**** The records ****

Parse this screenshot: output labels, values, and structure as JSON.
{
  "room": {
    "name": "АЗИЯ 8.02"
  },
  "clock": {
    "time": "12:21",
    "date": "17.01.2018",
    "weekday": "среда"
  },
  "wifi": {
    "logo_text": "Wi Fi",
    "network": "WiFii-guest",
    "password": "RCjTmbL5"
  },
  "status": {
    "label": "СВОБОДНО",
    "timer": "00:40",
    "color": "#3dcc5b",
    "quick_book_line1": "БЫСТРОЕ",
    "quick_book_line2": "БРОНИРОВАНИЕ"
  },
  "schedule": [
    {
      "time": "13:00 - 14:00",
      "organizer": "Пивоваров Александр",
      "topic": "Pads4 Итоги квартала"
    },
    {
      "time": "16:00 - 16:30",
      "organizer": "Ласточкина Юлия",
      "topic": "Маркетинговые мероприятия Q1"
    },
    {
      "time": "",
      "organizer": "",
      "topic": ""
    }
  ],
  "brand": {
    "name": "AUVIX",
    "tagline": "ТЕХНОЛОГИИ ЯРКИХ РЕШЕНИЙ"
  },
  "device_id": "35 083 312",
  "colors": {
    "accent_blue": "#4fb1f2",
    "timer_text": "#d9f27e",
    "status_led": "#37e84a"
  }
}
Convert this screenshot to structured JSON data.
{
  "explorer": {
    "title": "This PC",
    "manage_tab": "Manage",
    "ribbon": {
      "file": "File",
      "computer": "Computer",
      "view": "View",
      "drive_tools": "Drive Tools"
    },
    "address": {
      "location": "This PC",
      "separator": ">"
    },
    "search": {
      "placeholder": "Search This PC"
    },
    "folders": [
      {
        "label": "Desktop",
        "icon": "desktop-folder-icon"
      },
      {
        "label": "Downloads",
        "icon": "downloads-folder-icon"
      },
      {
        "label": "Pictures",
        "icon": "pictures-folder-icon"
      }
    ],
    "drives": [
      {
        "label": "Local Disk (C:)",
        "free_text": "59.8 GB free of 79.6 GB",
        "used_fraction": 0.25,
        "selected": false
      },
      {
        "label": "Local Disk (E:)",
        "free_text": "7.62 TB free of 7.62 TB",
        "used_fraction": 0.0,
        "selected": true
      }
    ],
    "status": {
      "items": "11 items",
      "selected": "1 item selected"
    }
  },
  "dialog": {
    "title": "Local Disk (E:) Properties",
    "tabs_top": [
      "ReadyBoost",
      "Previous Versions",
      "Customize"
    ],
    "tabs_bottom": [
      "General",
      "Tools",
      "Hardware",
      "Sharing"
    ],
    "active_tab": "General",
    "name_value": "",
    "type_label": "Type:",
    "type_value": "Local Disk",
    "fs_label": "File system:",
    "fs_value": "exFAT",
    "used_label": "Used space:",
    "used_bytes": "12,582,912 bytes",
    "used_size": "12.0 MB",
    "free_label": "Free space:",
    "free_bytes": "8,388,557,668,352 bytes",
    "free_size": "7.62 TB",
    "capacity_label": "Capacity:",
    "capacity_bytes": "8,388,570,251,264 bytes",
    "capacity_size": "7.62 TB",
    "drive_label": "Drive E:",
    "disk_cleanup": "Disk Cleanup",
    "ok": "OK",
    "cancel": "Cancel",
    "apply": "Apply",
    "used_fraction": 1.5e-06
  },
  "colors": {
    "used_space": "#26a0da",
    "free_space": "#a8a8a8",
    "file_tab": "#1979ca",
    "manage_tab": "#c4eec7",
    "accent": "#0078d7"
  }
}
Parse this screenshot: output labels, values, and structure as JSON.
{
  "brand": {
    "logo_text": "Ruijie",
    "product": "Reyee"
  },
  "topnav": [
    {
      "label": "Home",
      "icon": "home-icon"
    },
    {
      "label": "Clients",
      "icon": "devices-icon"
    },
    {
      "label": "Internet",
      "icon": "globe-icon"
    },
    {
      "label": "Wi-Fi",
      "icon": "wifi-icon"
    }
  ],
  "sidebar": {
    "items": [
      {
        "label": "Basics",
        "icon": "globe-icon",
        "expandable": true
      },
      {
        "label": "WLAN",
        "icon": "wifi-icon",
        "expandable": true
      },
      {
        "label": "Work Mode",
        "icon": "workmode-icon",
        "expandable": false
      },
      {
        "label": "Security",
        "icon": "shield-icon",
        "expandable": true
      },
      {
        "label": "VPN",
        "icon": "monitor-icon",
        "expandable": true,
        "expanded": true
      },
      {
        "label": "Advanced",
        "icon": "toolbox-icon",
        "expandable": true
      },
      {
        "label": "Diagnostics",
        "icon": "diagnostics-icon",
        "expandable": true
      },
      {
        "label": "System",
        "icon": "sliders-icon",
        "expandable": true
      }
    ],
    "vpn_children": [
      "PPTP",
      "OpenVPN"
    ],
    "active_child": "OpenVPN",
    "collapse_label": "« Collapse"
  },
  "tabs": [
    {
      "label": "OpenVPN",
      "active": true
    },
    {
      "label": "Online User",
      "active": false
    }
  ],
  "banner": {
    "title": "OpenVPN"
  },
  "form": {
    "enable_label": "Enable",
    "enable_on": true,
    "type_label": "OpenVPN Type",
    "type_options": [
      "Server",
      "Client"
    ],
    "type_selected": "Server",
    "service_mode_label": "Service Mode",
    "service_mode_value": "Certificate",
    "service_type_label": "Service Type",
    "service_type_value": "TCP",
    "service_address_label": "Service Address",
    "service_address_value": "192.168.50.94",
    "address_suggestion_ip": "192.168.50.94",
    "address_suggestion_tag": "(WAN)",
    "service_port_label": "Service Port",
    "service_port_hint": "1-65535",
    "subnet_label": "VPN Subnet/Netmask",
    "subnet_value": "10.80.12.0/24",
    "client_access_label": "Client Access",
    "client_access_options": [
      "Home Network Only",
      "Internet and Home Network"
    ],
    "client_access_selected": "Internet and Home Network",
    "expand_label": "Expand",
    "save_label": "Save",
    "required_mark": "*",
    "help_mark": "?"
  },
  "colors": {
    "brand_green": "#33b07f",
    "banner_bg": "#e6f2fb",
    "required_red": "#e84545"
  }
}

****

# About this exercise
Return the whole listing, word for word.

# Answer for the task
Parse this screenshot: output labels, values, and structure as JSON.
{
  "room": {
    "name": "АЗИЯ 8.02"
  },
  "clock": {
    "time": "12:21",
    "date": "17.01.2018",
    "weekday": "среда"
  },
  "wifi": {
    "logo_text": "Wi Fi",
    "network": "WiFii-guest",
    "password": "RCjTmbL5"
  },
  "status": {
    "label": "СВОБОДНО",
    "timer": "00:40",
    "color": "#3dcc5b",
    "quick_book_line1": "БЫСТРОЕ",
    "quick_book_line2": "БРОНИРОВАНИЕ"
  },
  "schedule": [
    {
      "time": "13:00 - 14:00",
      "organizer": "Пивоваров Александр",
      "topic": "Pads4 Итоги квартала"
    },
    {
      "time": "16:00 - 16:30",
      "organizer": "Ласточкина Юлия",
      "topic": "Маркетинговые мероприятия Q1"
    },
    {
      "time": "",
      "organizer": "",
      "topic": ""
    }
  ],
  "brand": {
    "name": "AUVIX",
    "tagline": "ТЕХНОЛОГИИ ЯРКИХ РЕШЕНИЙ"
  },
  "device_id": "35 083 312",
  "colors": {
    "accent_blue": "#4fb1f2",
    "timer_text": "#d9f27e",
    "status_led": "#37e84a"
  }
}
Convert this screenshot to structured JSON data.
{
  "explorer": {
    "title": "This PC",
    "manage_tab": "Manage",
    "ribbon": {
      "file": "File",
      "computer": "Computer",
      "view": "View",
      "drive_tools": "Drive Tools"
    },
    "address": {
      "location": "This PC",
      "separator": ">"
    },
    "search": {
      "placeholder": "Search This PC"
    },
    "folders": [
      {
        "label": "Desktop",
        "icon": "desktop-folder-icon"
      },
      {
        "label": "Downloads",
        "icon": "downloads-folder-icon"
      },
      {
        "label": "Pictures",
        "icon": "pictures-folder-icon"
      }
    ],
    "drives": [
      {
        "label": "Local Disk (C:)",
        "free_text": "59.8 GB free of 79.6 GB",
        "used_fraction": 0.25,
        "selected": false
      },
      {
        "label": "Local Disk (E:)",
        "free_text": "7.62 TB free of 7.62 TB",
        "used_fraction": 0.0,
        "selected": true
      }
    ],
    "status": {
      "items": "11 items",
      "selected": "1 item selected"
    }
  },
  "dialog": {
    "title": "Local Disk (E:) Properties",
    "tabs_top": [
      "ReadyBoost",
      "Previous Versions",
      "Customize"
    ],
    "tabs_bottom": [
      "General",
      "Tools",
      "Hardware",
      "Sharing"
    ],
    "active_tab": "General",
    "name_value": "",
    "type_label": "Type:",
    "type_value": "Local Disk",
    "fs_label": "File system:",
    "fs_value": "exFAT",
    "used_label": "Used space:",
    "used_bytes": "12,582,912 bytes",
    "used_size": "12.0 MB",
    "free_label": "Free space:",
    "free_bytes": "8,388,557,668,352 bytes",
    "free_size": "7.62 TB",
    "capacity_label": "Capacity:",
    "capacity_bytes": "8,388,570,251,264 bytes",
    "capacity_size": "7.62 TB",
    "drive_label": "Drive E:",
    "disk_cleanup": "Disk Cleanup",
    "ok": "OK",
    "cancel": "Cancel",
    "apply": "Apply",
    "used_fraction": 1.5e-06
  },
  "colors": {
    "used_space": "#26a0da",
    "free_space": "#a8a8a8",
    "file_tab": "#1979ca",
    "manage_tab": "#c4eec7",
    "accent": "#0078d7"
  }
}
Parse this screenshot: output labels, values, and structure as JSON.
{
  "brand": {
    "logo_text": "Ruijie",
    "product": "Reyee"
  },
  "topnav": [
    {
      "label": "Home",
      "icon": "home-icon"
    },
    {
      "label": "Clients",
      "icon": "devices-icon"
    },
    {
      "label": "Internet",
      "icon": "globe-icon"
    },
    {
      "label": "Wi-Fi",
      "icon": "wifi-icon"
    }
  ],
  "sidebar": {
    "items": [
      {
        "label": "Basics",
        "icon": "globe-icon",
        "expandable": true
      },
      {
        "label": "WLAN",
        "icon": "wifi-icon",
        "expandable": true
      },
      {
        "label": "Work Mode",
        "icon": "workmode-icon",
        "expandable": false
      },
      {
        "label": "Security",
        "icon": "shield-icon",
        "expandable": true
      },
      {
        "label": "VPN",
        "icon": "monitor-icon",
        "expandable": true,
        "expanded": true
      },
      {
        "label": "Advanced",
        "icon": "toolbox-icon",
        "expandable": true
      },
      {
        "label": "Diagnostics",
        "icon": "diagnostics-icon",
        "expandable": true
      },
      {
        "label": "System",
        "icon": "sliders-icon",
        "expandable": true
      }
    ],
    "vpn_children": [
      "PPTP",
      "OpenVPN"
    ],
    "active_child": "OpenVPN",
    "collapse_label": "« Collapse"
  },
  "tabs": [
    {
      "label": "OpenVPN",
      "active": true
    },
    {
      "label": "Online User",
      "active": false
    }
  ],
  "banner": {
    "title": "OpenVPN"
  },
  "form": {
    "enable_label": "Enable",
    "enable_on": true,
    "type_label": "OpenVPN Type",
    "type_options": [
      "Server",
      "Client"
    ],
    "type_selected": "Server",
    "service_mode_label": "Service Mode",
    "service_mode_value": "Certificate",
    "service_type_label": "Service Type",
    "service_type_value": "TCP",
    "service_address_label": "Service Address",
    "service_address_value": "192.168.50.94",
    "address_suggestion_ip": "192.168.50.94",
    "address_suggestion_tag": "(WAN)",
    "service_port_label": "Service Port",
    "service_port_hint": "1-65535",
    "subnet_label": "VPN Subnet/Netmask",
    "subnet_value": "10.80.12.0/24",
    "client_access_label": "Client Access",
    "client_access_options": [
      "Home Network Only",
      "Internet and Home Network"
    ],
    "client_access_selected": "Internet and Home Network",
    "expand_label": "Expand",
    "save_label": "Save",
    "required_mark": "*",
    "help_mark": "?"
  },
  "colors": {
    "brand_green": "#33b07f",
    "banner_bg": "#e6f2fb",
    "required_red": "#e84545"
  }
}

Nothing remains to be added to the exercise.